- **Exercise inputs**
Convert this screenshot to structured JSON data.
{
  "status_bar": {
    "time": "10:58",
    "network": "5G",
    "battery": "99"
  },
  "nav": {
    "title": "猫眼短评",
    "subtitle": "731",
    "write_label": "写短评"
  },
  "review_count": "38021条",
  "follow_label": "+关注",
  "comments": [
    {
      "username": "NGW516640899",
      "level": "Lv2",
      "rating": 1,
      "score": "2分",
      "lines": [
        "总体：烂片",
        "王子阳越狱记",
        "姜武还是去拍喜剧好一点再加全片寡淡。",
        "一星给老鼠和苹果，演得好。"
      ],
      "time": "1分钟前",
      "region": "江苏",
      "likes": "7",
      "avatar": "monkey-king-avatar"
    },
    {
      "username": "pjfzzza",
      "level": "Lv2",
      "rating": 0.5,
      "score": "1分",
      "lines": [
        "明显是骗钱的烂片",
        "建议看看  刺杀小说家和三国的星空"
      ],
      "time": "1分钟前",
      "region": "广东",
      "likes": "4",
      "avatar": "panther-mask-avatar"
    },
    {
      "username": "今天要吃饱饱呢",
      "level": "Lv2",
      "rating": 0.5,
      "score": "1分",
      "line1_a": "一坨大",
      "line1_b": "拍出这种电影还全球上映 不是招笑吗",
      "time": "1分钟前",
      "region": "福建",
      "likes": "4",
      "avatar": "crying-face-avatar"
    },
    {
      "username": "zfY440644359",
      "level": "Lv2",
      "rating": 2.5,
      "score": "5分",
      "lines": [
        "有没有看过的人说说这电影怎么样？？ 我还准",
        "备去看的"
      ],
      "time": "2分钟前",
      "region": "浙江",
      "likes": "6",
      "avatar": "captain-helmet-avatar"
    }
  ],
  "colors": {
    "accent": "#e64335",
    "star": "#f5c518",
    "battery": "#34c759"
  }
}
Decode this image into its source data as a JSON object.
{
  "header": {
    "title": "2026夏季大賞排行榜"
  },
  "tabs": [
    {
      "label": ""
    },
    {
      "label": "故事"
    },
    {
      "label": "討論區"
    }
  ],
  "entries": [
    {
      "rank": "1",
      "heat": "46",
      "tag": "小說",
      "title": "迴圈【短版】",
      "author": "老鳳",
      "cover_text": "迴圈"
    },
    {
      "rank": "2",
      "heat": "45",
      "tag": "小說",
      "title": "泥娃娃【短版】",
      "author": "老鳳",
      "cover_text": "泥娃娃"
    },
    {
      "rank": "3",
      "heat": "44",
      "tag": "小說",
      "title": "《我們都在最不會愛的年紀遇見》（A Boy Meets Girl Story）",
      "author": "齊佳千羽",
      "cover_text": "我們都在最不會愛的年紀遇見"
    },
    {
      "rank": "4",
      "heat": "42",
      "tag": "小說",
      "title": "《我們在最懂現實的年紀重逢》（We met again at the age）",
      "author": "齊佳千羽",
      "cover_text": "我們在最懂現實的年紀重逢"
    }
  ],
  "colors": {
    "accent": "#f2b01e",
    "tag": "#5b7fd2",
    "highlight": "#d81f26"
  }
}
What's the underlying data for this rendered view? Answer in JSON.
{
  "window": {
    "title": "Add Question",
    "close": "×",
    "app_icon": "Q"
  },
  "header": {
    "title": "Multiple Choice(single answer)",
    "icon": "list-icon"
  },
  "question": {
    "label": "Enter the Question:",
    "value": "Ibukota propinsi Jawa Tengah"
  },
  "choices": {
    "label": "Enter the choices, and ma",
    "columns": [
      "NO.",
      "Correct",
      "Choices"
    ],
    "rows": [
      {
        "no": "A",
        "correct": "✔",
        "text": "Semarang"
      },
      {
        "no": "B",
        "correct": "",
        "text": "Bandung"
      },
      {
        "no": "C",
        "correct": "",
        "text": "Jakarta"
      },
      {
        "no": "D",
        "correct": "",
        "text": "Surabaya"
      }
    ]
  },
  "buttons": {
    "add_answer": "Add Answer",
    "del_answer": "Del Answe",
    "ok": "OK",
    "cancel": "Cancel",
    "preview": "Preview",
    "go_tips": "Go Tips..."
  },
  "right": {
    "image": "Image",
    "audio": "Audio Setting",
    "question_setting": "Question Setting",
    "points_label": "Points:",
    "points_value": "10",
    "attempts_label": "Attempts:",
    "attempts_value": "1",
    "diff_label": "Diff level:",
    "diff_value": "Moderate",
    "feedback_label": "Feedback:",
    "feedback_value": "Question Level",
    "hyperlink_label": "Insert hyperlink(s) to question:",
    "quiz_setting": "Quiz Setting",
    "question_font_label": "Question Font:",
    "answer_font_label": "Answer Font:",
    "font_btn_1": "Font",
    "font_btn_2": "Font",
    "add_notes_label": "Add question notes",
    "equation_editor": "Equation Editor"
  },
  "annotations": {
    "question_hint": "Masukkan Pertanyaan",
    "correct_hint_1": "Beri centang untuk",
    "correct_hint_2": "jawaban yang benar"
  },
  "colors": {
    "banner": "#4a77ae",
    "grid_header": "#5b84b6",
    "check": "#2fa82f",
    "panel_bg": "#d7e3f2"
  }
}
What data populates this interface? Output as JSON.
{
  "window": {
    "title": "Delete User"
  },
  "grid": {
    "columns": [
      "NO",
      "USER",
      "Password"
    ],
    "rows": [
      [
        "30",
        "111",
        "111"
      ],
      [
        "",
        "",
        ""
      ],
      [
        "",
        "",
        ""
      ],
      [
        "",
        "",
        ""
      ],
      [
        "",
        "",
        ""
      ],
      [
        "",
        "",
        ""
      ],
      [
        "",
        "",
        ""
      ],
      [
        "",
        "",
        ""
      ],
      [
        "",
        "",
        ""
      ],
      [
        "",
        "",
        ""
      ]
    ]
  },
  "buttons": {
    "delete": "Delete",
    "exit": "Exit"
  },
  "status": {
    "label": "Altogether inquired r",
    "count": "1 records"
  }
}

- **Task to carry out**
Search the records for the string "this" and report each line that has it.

- **Response area**
Convert this screenshot to structured JSON data.
Decode this image into its source data as a JSON object.
What's the underlying data for this rendered view? Answer in JSON.
What data populates this interface? Output as JSON.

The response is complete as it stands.